Apparently, the Washigton State Senate is concerned about losing revenue from state gas taxes from plug-in vehicles. This preemptive fear could be a result of recent statements from the Federal Highway Trust that allude to losing revenue from plug-in cars.
2011 Nissan LEAF prototypeEnlarge Photo
Interestingly enough, however, the bill (known as SB 6377) takes a rather optimistic perspective towards the role that electric vehicles have as part of the state's transportation system. The authors of the bill state that the new policy is necessary "as the state's fleet changes from motor vehicles powered by traditional sources, such as gasoline and diesel, to those powered by electricity."
In fact, the authors of this bill, who compose the Transportation Committee for the State of Washington, are rather "bullish" on the topic of electric vehicles. In a conversation with Jason Doudt, the Session Intern for State Senator Sheldon, I learned that these policymakers "definitely want state fleets to go electric" and "approve highly of green energy."
So, in an attempt to "create a system where each driver pays for a fair portion of his or her use of the road," legislators have proposed a simple strategy - charge $100 every year. This is a far more simplified approach than a Vehicle Miles Traveled (VMT) tax, as proposed by the U.S. Federal Government or by some European countries. In this way, you avoid complicated GPS tracking systems or other taxes calculated by weight of the vehicle, as has been proposed under a VMT tax.
But is it fair? And, just what kind of electric vehicle is included under this policy? Under this policy, only "vehicles that use propulsion units powered solely by electricity" are charged $100. So, that means that owners of a 2011 Chevy Volt won't have to pay this fee, but owners of the 2011 Nissan Leaf will. This seems rather arbitrary, considering that plug-in hybrid owners can do most of their driving in all-electric mode, but will still be exempt from this fee.
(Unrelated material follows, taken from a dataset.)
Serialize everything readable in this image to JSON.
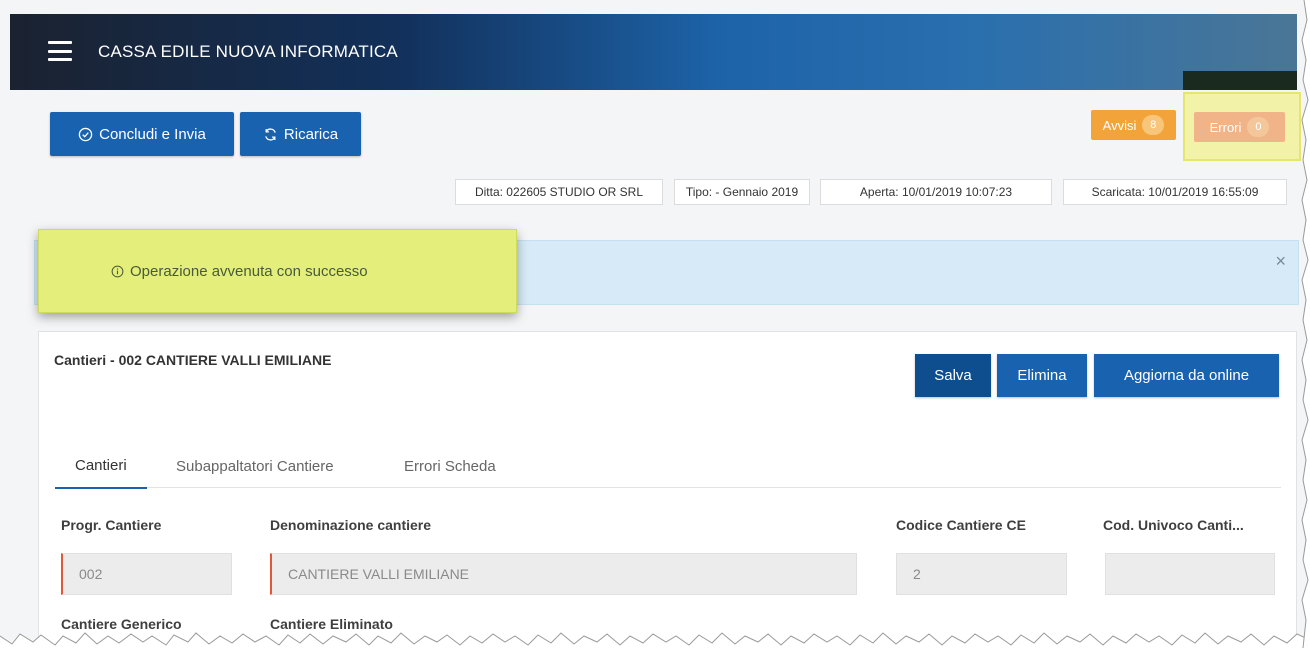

In the near future, it appears that the owners of neighborhood electric vehicles (NEVs) will be the ones mostly affected by this bill. This is unfortunate, considering that most NEVs drive far less and are lighter in weight than conventional petroleum vehicles, meaning that their impact on Washington's roads is rather minimal.
Washington State Senators should realize that such a policy proposal is rather short-sighted and could potentially hinder the sale of plug-in vehicles in the state. This is obviously the "politically weak" choice for generating revenue for the state transportation system. State gas taxes, as well as federal gas taxes, have remained stagnant for over a decade.
If policymakers are really concerned about generating revenue for roads, they should consider imposing higher taxes on the vehicles that are primarily responsible for their degradation.
What policymakers should also realize is that the state stands to benefit more from plug-in vehicles than they currently recognize. For example, the mass penetration of plug-in vehicles into the market could save money spent on state health care costs for treating respiratory illnesses associated with petroleum emissions. With a little more foresight and knowledge, policymakers can craft policies that provide a win-win situation for both the state and EV drivers.
Shannon Arvizu is a clean-tech strategist and educator at Columbia University. You can find at more at www.misselectric.com.